--- DATA SUPPLIED ---

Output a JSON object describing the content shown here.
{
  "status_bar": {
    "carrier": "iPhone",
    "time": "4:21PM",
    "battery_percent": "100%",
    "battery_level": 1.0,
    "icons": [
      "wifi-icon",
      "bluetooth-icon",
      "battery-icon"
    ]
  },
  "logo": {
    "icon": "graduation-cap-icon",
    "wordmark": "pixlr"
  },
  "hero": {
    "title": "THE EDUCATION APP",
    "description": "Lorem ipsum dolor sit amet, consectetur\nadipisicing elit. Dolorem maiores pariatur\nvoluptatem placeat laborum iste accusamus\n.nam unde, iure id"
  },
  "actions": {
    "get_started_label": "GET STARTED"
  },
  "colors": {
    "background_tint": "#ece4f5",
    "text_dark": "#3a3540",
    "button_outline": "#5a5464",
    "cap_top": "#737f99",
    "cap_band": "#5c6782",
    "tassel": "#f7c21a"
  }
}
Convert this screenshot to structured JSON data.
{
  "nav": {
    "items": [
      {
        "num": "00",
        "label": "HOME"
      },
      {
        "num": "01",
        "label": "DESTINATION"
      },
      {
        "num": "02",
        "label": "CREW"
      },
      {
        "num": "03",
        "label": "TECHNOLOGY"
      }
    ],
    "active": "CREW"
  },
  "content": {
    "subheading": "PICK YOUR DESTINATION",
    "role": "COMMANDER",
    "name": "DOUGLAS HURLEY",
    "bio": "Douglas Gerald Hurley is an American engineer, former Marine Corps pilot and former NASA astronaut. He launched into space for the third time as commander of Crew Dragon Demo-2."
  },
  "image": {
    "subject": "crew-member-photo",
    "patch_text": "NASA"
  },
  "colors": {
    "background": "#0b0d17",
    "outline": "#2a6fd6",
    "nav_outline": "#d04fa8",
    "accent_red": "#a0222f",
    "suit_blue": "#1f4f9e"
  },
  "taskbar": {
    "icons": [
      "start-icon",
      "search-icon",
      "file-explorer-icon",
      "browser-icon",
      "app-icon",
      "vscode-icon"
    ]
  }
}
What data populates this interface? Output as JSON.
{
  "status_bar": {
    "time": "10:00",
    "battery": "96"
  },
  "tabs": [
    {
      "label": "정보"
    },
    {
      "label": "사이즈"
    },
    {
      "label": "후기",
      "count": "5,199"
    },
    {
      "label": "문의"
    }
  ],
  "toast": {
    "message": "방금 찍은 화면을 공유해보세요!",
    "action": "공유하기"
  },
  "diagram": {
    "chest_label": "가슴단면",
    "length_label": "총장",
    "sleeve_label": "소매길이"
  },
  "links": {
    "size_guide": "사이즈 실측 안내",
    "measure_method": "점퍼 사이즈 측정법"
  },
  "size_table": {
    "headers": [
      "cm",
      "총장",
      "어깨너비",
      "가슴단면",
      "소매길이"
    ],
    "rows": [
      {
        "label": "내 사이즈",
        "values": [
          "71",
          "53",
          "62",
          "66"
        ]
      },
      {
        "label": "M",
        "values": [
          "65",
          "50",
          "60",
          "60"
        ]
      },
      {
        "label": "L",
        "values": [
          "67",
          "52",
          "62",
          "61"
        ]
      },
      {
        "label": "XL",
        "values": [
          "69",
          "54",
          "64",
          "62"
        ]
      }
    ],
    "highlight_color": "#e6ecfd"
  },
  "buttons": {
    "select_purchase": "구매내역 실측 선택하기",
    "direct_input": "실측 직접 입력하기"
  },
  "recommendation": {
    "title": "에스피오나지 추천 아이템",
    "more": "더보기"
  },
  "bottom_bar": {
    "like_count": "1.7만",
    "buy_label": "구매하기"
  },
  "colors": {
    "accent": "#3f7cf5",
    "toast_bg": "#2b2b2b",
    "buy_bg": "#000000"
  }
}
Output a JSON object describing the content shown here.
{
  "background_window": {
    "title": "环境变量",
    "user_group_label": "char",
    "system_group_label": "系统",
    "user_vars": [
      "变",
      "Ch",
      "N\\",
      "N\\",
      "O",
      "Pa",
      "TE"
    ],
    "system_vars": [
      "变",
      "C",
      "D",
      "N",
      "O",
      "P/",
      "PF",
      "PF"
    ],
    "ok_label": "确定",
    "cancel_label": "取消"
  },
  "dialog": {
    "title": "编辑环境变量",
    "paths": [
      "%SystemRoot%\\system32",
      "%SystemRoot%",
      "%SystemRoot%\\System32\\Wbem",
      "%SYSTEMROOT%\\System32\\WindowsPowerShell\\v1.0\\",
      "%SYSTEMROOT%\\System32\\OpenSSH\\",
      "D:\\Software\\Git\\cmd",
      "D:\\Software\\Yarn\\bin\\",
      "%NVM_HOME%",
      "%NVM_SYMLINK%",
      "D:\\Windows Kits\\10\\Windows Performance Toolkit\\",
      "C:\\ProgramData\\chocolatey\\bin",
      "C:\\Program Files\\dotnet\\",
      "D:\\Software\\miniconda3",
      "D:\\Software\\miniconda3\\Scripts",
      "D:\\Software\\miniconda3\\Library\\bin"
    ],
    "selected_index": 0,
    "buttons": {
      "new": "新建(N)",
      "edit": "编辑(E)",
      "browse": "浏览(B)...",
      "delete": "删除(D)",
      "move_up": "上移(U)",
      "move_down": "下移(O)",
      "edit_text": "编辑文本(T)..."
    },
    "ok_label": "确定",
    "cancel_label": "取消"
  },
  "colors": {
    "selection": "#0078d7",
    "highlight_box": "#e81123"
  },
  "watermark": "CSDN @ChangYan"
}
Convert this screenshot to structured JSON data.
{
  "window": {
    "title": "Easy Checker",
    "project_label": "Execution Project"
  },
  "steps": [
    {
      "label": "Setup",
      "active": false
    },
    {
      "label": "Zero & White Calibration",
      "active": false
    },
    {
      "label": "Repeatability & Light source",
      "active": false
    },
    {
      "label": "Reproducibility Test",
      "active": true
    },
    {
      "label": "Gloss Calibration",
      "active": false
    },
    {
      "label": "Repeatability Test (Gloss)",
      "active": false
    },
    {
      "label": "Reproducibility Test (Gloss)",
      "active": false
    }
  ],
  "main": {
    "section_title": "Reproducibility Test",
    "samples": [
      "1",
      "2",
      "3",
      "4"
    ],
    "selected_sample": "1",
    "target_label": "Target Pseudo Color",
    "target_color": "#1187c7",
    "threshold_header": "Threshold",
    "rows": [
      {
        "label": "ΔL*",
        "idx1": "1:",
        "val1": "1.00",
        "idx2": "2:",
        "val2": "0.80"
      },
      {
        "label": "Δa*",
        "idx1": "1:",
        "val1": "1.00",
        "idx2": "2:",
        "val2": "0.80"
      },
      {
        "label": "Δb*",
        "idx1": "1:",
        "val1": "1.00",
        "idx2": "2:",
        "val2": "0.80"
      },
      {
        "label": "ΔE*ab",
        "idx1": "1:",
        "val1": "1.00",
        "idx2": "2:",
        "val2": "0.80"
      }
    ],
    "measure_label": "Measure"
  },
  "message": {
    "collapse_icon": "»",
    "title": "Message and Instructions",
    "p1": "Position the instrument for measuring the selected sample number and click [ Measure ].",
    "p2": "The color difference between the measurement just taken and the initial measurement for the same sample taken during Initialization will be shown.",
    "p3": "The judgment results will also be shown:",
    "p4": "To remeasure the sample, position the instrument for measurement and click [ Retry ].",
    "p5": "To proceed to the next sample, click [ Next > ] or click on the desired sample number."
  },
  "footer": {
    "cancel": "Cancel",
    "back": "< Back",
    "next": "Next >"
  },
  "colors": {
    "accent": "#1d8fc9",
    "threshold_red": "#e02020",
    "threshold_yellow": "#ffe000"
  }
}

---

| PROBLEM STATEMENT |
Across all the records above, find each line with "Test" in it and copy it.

| COMPLETED TASK |
      "label": "Reproducibility Test",
      "label": "Repeatability Test (Gloss)",
      "label": "Reproducibility Test (Gloss)",
    "section_title": "Reproducibility Test",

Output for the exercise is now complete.